The pitch-shifting was a response to me feeling uncomfortable about presenting my voice as a trans woman. I experimented with different ways of singing and tried to remove gender from the whole performance by doing the pitch-shifting. I still have reservations about my voice but it was fun doing something different.
I was reading that the Bearing side of the record is spurred from your love of instrumental hip-hop. Who are some of your favorite producers and how have they inspired your own work as a producer?
A lot of what I learned about electronic music and producing came from rap! Watching a video on YouTube of Just Blaze chopping samples basically changed the way I approached making music and got me really heavy into looking at audio as this malleable thing. I was really into Kanye when I was younger and tried to figure out what he was doing with all those other guys he had on board. This kind of led to me seeking out producers first and I found a lot of people in the LA beat scene doing really neat things this way and obsessed over that for a few years. Nowadays I just try and see what people are doing on YouTube; I love a good beat-making video.
What are you working on next? Is there another album in the works or any other projects on the horizon?
I'm still trying to figure out what to do next honestly. I'm most likely going to try and work on ways to stop being broke but I don't want to stop making music.
Every week, KEXP features a new local artist with an interview and suggested tracks for where to start. This week, we’re featuring local R&B songwriter/rapper SassyBlack, who self-releases her latest LP, New Black Swing, today.
UPDATE: Light in the Attic write "due to circumstances out of our control, the listening party has been re-scheduled for Sunday, June 25th at Noon." More info here.
Spearheaded by recent NYC transplant and longtime Seattle DJ, musician, and writer Andrew Matson alongside Seattle DJ, musician, and designer HansmJustin, FR FR is a low-expectation, low-maintenance monthly rap party currently going down first Saturdays at Speckled + Drake on Capitol Hill.

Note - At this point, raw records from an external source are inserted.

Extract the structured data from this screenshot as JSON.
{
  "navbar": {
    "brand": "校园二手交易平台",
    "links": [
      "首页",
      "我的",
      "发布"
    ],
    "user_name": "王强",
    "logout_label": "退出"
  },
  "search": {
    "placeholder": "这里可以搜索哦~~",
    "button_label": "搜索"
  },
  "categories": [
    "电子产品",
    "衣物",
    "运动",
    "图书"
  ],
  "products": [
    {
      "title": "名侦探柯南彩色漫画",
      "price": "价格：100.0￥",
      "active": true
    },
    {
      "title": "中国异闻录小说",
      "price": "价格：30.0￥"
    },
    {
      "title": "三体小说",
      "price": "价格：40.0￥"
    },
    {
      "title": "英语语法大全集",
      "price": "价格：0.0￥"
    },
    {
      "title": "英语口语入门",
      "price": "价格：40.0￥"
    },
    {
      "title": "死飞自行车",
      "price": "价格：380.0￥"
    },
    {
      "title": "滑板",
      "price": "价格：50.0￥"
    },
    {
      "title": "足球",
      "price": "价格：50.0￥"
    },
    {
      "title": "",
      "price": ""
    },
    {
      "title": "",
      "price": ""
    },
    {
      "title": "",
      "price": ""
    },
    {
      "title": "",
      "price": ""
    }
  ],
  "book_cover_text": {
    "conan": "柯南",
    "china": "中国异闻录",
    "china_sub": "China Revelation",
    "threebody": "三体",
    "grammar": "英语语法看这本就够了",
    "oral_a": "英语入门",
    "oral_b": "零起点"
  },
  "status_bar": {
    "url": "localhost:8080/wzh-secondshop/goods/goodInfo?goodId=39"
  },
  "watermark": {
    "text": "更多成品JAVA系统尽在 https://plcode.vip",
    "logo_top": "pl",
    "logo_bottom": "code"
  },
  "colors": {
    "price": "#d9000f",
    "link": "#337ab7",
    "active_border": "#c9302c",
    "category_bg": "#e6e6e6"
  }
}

Known...
Every week, KEXP features a new local artist with an interview and suggested tracks for where to start. This week, we are featuring artists performing during Block Party at The Station, this Saturday, June 17 in Beacon Hill.